Yesterday, the Department for Education announced that up to £180 million of government funding over the next three years will support the sector to focus on children’s development in their earliest years.
This will also include helping to address existing recruitment and retention challenges.
The Department for Education said that early year professionals will ‘benefit from a major investment’ to drive quality and training opportunities, and to better support the next generation of children.
They also stated that every region in England will benefit from programmes to improve teaching of children’s early speech, language and numeracy.
This will be along with professional development to build strong leadership skills and improve the understanding of children’s development.
New opportunities will be provided for graduates looking to embark on a career in early years teaching, and also staff looking to train as early years special educational needs coordinators (SENCOs), according to the government.
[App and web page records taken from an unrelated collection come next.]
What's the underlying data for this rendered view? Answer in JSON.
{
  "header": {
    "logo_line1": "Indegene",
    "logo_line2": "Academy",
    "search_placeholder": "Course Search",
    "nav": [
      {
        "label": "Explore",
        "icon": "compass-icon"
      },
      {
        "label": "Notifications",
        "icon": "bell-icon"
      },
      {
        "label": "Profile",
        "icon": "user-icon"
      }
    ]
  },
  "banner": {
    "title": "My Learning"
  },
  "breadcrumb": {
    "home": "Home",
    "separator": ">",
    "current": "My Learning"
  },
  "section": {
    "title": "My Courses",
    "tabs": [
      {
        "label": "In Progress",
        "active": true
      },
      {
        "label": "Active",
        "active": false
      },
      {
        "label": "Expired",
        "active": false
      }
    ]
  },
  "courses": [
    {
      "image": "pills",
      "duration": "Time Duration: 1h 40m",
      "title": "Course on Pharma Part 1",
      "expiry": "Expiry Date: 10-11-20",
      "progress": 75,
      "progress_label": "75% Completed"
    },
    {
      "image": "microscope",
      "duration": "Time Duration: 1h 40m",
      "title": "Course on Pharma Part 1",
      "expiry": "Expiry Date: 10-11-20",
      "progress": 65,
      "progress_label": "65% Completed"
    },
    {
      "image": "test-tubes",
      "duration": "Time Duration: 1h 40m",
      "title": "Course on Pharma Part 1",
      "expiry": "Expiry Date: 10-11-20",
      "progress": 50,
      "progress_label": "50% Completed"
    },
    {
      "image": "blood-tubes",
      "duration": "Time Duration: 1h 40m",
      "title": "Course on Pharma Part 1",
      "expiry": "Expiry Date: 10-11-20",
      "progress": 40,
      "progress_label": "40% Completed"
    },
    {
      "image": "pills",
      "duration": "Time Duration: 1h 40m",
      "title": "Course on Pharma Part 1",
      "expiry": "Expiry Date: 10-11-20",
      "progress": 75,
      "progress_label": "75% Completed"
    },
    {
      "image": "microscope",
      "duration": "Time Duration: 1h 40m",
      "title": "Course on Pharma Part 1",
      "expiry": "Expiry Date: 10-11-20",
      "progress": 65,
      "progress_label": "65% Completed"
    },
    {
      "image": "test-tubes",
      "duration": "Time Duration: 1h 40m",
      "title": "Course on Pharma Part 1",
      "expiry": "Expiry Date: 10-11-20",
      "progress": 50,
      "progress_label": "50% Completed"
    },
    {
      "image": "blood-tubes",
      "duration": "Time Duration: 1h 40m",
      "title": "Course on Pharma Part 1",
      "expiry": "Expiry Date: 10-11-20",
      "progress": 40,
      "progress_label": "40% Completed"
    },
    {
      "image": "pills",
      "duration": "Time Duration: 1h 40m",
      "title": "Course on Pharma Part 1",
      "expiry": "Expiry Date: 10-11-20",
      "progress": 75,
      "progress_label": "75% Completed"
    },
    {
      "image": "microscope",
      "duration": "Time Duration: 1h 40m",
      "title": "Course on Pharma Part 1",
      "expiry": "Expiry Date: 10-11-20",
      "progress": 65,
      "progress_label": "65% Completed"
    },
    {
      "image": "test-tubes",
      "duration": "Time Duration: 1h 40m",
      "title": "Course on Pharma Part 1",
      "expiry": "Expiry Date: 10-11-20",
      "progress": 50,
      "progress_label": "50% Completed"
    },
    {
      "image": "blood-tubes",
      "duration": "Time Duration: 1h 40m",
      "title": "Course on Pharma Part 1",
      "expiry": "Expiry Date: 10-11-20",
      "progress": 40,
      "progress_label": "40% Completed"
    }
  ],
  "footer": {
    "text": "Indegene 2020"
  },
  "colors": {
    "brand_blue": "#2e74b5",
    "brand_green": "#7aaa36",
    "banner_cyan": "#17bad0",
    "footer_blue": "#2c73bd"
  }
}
Minister for Schools and Childhood, Kelly Tolhurst, said: “The early years of a child’s life are vital, not only in establishing important developmental skills, but also in building a lifelong love of learning that will help them succeed in adult life.
“I’m really proud of the quality and dedication of our early years workforce.
“This package of support is a huge investment in their skills and professional development, because raising the status of this important sector is key to its growth.”
Yesterday’s package of support, which the government said will benefit pre-school children all over England, includes:
- Early maths, language, and social development training for 10,0000 professionals through the third phase of the Professional Development Programme (PDP3) – more than 1,300 professionals in 51 local authorities were provided with bespoke training designed to support the learning and development of children affected by the pandemic during the second phase of this programme, meaning around 20,000 children will have benefited from better trained, more confident staff
- The national rollout of the Expert and Mentors programme to provide bespoke leadership support to 7,500 early years settings and childminders to address the impact of the pandemic on children in their care. This support is free and available across the country to eligible settings. Around 200 settings across the North of England, Lancashire and Yorkshire received support through a pilot of this programme this Spring
- Graduate-level specialist training leading to early years teacher status – evidence is very clear that higher qualifications are consistently identified as a predictor of higher quality and associated with better child outcomes
- Support for nearly 6,000 early years professionals to achieve the National Professional Qualification in Early Years Leadership (NPQEYL) which is designed to support early years leaders to develop expertise in leading high-quality education and care, effective staff and organisational management, and support the recovery of children’s development that has been impacted through the pandemic
- Training for up to 5,000 Special Educational Needs Coordinators (SENCOs) to help identify children’s needs earlier so they have the right support, a commitment reaffirmed in the SEND Green Paper
- A new network of 18 Stronger Practice Hubs to support early years practitioners to adopt evidence-based practice improvements, build local networks for sharing effective practice and cultivate system leadership
- A new universal online child development training offer to help staff improve their knowledge and understanding of how pre-school children develop, as well as training for early years professionals to help parents and guardians encourage their children’s development at home
- The continuation of the Nuffield Early Language Intervention (NELI) programme during the academic year 2022-23 – building on the two-thirds of primary schools which have already benefitted from this investment, improving the speech and language skills of an estimated 90,000 children in reception classes.